Ya boy Drake is getting some heat from Jamaican officials who aren’t feeling his new video “Find Your Love” with reggae dance hall artist Mavado. Edmund Bartlett, minister of tourism claims that the video is a bad look for Jamaica and that artist such as Mavado should be mindful of what videos they choose. He goes on to say, artist can’t involve themselves in videos that portray the country in a negative light. Bartlett’s point is very valid and being the minister of tourism it’s understandable, he has an obligation to make sure that Jamaica is represented in the best possible light and the reputation of the country cannot be compromised.

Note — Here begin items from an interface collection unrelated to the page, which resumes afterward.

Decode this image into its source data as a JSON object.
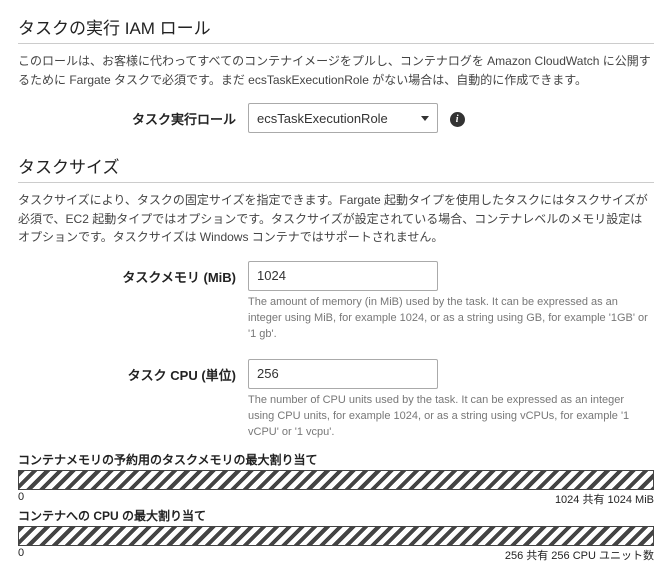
{
  "iam": {
    "title": "タスクの実行 IAM ロール",
    "desc": "このロールは、お客様に代わってすべてのコンテナイメージをプルし、コンテナログを Amazon CloudWatch に公開するために Fargate タスクで必須です。まだ ecsTaskExecutionRole がない場合は、自動的に作成できます。",
    "role_label": "タスク実行ロール",
    "role_value": "ecsTaskExecutionRole"
  },
  "size": {
    "title": "タスクサイズ",
    "desc": "タスクサイズにより、タスクの固定サイズを指定できます。Fargate 起動タイプを使用したタスクにはタスクサイズが必須で、EC2 起動タイプではオプションです。タスクサイズが設定されている場合、コンテナレベルのメモリ設定はオプションです。タスクサイズは Windows コンテナではサポートされません。",
    "mem_label": "タスクメモリ (MiB)",
    "mem_value": "1024",
    "mem_hint": "The amount of memory (in MiB) used by the task. It can be expressed as an integer using MiB, for example 1024, or as a string using GB, for example '1GB' or '1 gb'.",
    "cpu_label": "タスク CPU (単位)",
    "cpu_value": "256",
    "cpu_hint": "The number of CPU units used by the task. It can be expressed as an integer using CPU units, for example 1024, or as a string using vCPUs, for example '1 vCPU' or '1 vcpu'."
  },
  "bars": {
    "mem_label": "コンテナメモリの予約用のタスクメモリの最大割り当て",
    "mem_min": "0",
    "mem_max": "1024 共有 1024 MiB",
    "cpu_label": "コンテナへの CPU の最大割り当て",
    "cpu_min": "0",
    "cpu_max": "256 共有 256 CPU ユニット数"
  }
}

The flip side of that coin is that Jamaica, is in fact, one of the most violent and homophobic countries in the Caribbean. Jamaica is known for its violence and homophobic attitude towards those who live an alternative lifestyle, so it’s a bit hypocritical when Bartlett is looking to have Jamaica be seen in a good light when his country is ravished by hate against homosexuals. The consensus reflected in Jamaican dancehall when it comes to gays and lesbians, if you see one, kill one, it’s the conventional wisdom you hear coming from the ‘dancehall’ crowd. This is according to The Reverend Robert Griffin, Director of Religious Education and Christian Social Action at MCC Sunshine Cathedral in Fort Lauderdale. And he is correct in his assessment; dance-hall artists such as Buju Banton, Elephant Man, and Capelton have all expressed their views when it comes to homosexuals in their videos and in their songs.
In a 2006 TIME article they asked if Jamaica was “The Most Homophobic Place on Earth?” From what has been said and reported yes it is, since 1997, Amnesty International has documented the murders of 35 LGBT Jamaicans, and since 2008 it has cataloged more than 30 incidents of anti-gay mob violence.
I am big fan of reggae, but their message is hypocritical and most of the time contradicts itself. You can’t sing about ‘I wanna be loved’ and then in the same breath say Boom Bye Bye in a batty boy head it doesn’t make sense. My problem is not the music but the hate in the current culture. I